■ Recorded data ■
━━━━━━━━━━━━━━━━━━━━━━━━━━━━━━

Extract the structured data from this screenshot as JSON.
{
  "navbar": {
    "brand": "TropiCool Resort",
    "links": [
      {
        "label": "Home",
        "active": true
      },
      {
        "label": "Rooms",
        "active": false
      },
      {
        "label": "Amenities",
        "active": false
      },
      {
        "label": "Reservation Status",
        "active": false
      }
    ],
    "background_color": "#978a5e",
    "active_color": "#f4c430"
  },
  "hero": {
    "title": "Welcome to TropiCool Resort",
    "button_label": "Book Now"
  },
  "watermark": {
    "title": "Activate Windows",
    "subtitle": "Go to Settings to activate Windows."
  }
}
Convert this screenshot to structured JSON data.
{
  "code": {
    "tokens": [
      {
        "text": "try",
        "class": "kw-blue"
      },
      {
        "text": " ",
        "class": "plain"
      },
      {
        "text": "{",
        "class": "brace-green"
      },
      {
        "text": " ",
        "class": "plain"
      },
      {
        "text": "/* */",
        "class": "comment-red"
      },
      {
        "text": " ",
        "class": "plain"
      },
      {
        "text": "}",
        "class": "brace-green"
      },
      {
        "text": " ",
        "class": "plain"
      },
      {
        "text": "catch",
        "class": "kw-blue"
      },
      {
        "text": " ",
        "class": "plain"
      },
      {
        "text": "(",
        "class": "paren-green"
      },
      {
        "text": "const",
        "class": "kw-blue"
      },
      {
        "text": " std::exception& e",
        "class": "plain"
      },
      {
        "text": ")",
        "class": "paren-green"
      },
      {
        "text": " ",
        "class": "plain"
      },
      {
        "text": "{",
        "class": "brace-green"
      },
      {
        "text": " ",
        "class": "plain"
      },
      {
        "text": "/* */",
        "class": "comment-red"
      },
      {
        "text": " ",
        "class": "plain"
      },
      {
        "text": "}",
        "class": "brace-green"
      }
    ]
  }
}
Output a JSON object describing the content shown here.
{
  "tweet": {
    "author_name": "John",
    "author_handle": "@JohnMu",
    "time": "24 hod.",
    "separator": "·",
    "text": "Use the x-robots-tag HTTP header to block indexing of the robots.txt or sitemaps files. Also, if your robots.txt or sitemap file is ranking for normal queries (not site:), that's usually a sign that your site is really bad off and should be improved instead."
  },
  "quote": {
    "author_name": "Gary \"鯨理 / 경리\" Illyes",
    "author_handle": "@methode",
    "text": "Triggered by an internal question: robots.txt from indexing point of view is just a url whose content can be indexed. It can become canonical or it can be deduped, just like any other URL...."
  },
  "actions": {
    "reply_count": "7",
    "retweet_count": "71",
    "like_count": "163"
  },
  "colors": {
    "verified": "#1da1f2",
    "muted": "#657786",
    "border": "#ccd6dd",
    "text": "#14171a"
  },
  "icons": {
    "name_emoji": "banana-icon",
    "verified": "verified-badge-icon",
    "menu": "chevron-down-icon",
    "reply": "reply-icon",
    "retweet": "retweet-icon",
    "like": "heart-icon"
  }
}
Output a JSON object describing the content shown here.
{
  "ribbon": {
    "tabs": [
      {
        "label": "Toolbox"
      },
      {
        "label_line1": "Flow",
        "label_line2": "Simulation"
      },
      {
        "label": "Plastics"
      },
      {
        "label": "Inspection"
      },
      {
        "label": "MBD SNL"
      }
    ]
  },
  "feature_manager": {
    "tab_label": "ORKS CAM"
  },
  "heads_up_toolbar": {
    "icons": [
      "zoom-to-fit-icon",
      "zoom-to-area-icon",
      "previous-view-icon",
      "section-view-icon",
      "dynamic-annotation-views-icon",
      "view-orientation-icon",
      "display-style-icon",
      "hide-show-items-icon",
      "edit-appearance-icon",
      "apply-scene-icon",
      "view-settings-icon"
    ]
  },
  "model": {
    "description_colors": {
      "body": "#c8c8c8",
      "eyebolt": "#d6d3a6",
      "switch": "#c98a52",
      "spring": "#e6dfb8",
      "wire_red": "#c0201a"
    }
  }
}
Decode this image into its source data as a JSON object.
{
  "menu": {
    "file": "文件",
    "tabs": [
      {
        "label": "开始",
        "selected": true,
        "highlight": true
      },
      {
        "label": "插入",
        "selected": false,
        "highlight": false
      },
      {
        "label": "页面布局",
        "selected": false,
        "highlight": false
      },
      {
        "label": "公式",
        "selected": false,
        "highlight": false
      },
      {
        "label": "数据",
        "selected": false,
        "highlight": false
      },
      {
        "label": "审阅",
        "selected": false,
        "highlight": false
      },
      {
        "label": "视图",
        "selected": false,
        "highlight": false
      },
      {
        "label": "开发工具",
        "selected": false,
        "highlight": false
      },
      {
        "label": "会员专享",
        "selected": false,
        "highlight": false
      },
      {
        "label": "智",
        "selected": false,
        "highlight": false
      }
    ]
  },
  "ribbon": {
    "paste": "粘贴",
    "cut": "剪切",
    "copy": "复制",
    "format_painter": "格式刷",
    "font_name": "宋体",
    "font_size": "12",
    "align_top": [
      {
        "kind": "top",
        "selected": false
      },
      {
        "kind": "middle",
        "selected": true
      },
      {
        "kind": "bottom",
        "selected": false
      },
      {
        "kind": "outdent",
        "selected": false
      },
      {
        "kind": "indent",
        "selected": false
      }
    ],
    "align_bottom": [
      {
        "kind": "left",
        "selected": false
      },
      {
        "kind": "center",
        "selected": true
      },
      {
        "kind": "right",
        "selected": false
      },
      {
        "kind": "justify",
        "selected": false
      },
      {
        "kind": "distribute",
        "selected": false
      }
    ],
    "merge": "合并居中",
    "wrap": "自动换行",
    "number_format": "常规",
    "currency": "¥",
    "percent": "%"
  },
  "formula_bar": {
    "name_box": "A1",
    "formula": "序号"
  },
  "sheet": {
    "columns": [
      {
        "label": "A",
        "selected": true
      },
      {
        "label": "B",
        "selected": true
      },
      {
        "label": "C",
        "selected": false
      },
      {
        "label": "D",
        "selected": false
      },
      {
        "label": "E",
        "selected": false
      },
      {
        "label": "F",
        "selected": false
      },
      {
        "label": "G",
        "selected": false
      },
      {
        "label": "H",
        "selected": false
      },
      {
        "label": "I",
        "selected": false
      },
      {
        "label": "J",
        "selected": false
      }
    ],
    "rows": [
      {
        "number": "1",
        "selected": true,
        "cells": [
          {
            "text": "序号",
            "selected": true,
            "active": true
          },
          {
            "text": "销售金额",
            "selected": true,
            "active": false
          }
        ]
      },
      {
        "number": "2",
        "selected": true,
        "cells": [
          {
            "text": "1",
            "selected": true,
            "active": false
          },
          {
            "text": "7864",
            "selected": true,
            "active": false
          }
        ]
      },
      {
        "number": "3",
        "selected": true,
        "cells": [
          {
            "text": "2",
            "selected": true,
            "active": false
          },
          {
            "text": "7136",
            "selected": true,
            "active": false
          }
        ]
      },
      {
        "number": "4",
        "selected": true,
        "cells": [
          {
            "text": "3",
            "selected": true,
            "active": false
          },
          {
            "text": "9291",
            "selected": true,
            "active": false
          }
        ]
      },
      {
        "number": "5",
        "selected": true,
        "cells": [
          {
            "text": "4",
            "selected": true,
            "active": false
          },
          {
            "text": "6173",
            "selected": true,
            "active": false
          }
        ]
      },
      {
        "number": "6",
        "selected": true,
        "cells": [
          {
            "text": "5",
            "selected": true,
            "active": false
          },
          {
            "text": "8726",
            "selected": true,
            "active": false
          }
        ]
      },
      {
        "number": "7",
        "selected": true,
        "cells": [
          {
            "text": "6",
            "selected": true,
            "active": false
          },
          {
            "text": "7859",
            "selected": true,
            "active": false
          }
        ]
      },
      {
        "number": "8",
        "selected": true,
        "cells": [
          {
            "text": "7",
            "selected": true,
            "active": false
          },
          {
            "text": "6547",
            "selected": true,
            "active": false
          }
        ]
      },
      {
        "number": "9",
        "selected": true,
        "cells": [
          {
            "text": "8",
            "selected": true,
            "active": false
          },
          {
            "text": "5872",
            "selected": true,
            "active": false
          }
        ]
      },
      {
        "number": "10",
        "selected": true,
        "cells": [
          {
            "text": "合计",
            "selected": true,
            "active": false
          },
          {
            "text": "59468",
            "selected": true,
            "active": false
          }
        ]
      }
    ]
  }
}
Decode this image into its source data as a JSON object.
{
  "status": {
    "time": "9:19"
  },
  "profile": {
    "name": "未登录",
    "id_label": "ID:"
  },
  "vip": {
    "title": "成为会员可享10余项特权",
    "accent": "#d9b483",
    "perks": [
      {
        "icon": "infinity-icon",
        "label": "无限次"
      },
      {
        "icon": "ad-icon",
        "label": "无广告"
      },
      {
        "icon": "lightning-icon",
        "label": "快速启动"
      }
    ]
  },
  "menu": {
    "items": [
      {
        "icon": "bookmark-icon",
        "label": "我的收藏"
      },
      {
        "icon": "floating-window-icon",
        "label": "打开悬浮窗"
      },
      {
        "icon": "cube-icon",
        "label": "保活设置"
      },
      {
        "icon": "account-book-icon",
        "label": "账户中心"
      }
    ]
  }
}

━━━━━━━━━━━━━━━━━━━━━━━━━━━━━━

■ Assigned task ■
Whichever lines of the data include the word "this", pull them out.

■ Result of the exercise ■
Extract the structured data from this screenshot as JSON.
Convert this screenshot to structured JSON data.
Decode this image into its source data as a JSON object.
Decode this image into its source data as a JSON object.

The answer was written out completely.